In a proactive environment, people use information to anticipate customer needs (i.e., prevent fires). A proactive environment is process-dependent and business-centric. Knowledge is captured and reused, roles and responsibilities are clearly defined, and subject-matter experts are effectively utilized. Business impact is predefined, business goals are understood, and IT priorities are based on the larger impact and needs of your company.
Bridging organizational silos not only requires collaboration and coordination between teams, but also a strong connection between business processes and systems. There are three key steps involved in shifting a good corporate culture to ESM without disrupting its core:
- Sell (get buy-in for) the change. Even when a change is highly favorable to the people affected, you should not assume that buy-in will be automatic, or that your change will not be met with resistance (caused by fear of the unknown). It is important to address, in simple terms, what, why, and how questions associated with the change as early as possible. You should communicate your messages repeatedly, but also intelligently. Adjust your messages and communication channels as needed, based on employee feedback and engagement. Convince your employees that the change is a good thing for everyone and explain how it will benefit them on multiple levels.
- Prepare your employees for the change. Most of us would probably admit to feeling better about “entering the unknown” when we feel adequately prepared. Provide education and training to make everyone feel more comfortable about what will be happening during the transformation process.
- Assemble a small (manageable) focus group and collect feedback. A focus group is a gathering of stakeholders who are selected to participate in a planned discussion. Their goal is to uncover perceptions about a particular topic (e.g., ESM) in a non-threatening environment. The focus group must be designed in a way that allows employees to feel safe talking about potential pain points. One way to ensure open dialogue is to conduct separate focus groups for employees at different levels to ensure they are not holding back on expressing their true opinions for fear of reprisal.

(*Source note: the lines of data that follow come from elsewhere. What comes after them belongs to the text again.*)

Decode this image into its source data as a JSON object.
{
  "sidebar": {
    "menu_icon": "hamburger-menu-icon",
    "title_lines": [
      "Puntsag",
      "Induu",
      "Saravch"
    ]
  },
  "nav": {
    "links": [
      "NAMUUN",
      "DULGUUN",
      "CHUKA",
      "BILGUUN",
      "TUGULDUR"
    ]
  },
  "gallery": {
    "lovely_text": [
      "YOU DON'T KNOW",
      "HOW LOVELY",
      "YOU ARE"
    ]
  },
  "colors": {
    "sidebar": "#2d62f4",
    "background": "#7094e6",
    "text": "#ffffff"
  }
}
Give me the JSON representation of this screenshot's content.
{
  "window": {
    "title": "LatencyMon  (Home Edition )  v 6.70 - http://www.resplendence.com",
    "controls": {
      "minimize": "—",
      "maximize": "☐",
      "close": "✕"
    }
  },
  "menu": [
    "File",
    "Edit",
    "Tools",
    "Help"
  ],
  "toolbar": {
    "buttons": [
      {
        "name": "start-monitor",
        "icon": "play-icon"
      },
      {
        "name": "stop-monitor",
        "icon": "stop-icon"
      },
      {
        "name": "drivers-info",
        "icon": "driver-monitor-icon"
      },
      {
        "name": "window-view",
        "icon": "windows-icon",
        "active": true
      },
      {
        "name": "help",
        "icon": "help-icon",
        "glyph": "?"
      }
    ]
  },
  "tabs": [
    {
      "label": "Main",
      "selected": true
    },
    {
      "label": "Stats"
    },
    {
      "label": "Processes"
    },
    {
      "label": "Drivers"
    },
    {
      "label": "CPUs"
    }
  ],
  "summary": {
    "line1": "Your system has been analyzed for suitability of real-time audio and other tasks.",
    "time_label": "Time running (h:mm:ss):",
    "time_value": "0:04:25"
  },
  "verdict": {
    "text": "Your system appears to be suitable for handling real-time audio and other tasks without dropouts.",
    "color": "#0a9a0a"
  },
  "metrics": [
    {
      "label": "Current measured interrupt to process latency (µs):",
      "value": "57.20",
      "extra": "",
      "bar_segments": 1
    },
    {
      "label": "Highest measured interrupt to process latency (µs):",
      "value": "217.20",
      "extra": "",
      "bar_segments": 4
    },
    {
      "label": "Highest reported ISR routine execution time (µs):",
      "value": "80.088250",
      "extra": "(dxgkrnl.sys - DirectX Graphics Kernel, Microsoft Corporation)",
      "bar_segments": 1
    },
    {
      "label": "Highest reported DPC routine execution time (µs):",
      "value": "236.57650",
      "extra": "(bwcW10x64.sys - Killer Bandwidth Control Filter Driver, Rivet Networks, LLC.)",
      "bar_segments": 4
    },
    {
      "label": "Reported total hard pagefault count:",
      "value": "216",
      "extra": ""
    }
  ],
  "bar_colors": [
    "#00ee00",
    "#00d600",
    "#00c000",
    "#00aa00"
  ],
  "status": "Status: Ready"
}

Managing the people side of a change is often the most challenging and critical component of an organizational transformation. An integrated approach to implementing ESM enables IT organizations to balance critical traits such as efficiency, stability, and standardization with other traits like effectiveness, agility, and innovation to ensure a smooth shift in your organization’s culture.